the following symptoms, including mental fogginess, dizziness, irritability,
stomach pain, nausea, constipation and sore muscles. Just as with the real flu, you
may notice a disappearance of symptoms in a day or so, or they could continue in a
muted form for several weeks. Whether or not you suffer from Keto flu and the
severity of symptoms may be influenced by a number of factors, including genetics
and lifestyle. If you are genetically predisposed to not have enough enzymes, you
may be more likely to suffer from keto flu. In addition, if your diet is full of
carbohydrates to begin with and you tend to be vulnerable to fluctuations in energy
based on carbohydrate consumption, your symptoms of Keto flu could be more
pronounced and last longer.
Dehydration
The problem of Keto flu is complicated by the sudden loss of large quantities of
liquid from the body. When you reduce the number of carbohydrates you eat
suddenly, insulin levels drop, and this directly affects the kidneys which suddenly
release large amounts of water and sodium. You may find that you lose weight
rapidly, maybe even 10 pounds in a matter of days, but keep in mind this is just
water weight.
Just as loss of liquid and dehydration can mimic the symptoms of flu, the lack of
fluid can make your Keto flu more severe.
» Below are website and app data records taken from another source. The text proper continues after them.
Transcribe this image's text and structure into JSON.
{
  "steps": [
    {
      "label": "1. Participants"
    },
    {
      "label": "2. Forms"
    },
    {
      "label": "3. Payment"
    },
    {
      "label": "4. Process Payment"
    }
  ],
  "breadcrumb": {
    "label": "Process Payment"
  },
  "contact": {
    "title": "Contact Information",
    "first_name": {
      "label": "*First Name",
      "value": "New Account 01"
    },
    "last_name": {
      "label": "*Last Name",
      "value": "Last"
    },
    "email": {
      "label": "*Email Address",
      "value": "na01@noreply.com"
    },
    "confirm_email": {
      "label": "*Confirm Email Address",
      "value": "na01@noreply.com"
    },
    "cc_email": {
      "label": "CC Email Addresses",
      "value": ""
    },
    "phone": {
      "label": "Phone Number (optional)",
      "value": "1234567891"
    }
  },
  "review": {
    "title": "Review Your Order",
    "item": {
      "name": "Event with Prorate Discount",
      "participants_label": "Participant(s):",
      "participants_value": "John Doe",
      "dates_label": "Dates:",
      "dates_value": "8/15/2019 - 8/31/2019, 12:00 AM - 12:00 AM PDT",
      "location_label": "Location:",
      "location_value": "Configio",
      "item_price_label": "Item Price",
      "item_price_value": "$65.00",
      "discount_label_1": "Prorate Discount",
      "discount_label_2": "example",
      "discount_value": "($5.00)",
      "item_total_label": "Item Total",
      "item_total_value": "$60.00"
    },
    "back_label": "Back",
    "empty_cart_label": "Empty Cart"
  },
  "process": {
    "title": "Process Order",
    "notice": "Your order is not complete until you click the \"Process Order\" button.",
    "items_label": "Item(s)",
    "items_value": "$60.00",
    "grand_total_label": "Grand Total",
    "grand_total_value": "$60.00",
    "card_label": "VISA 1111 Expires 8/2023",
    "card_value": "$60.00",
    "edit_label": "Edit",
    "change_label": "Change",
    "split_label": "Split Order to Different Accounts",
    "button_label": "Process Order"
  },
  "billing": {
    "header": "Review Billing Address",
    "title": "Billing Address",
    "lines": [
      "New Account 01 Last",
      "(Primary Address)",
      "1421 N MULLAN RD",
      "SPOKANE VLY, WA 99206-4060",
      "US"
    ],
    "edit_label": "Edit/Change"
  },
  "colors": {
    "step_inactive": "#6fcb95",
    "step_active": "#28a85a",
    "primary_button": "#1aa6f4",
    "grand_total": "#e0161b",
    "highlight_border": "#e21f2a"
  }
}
It is vital that you consume plenty of
liquids, much more than in ordinary circumstances. In addition, your body is losing
valuable minerals, such as sodium and potassium. These minerals are needed to
regulate heartbeat and govern many of the body’s processes.
What to Do About Keto Flu
In addition to drinking more water to counteract the intense water loss in the first
few days and weeks of the keto diet, increase your consumption of minerals. Add
salt to water and your food; Himalayan or sea salt are the best forms of salt.
Bananas are the most “famous” form of potassium, but this fruit is much too high
in starch for the Keto diet. Instead, you can get potassium from avocados,
potassium and coconut water. You may also consider supplementing your diet with
magnesium.
Increase your consumption of fats when you begin the Keto diet. You will be doing
this anyway, because the diet requires getting around 70% of your calories from
fat, but it may be helpful to take fats in a way that they can go directly to the liver
and be accessed as energy. Look for MCT oil that can help along the process of
getting energy directly from fats. In addition, you may want to consume fat bombs,
or snacks filled with fat that can help relieve the symptoms of Keto flu and can
kick start ketosis.
Any major change in the way you eat is bound to alter the way you feel, at least to
some degree. Although the majority of people who go on the Keto diet look and
feel better, the first few days and weeks can be challenge as you wean your body
off of carbohydrates and encourage your system to use fats as fuels. Drinking more
water, taking minerals and increasing physical activity can help you get over the
Keto flu and start benefiting from the Keto diet.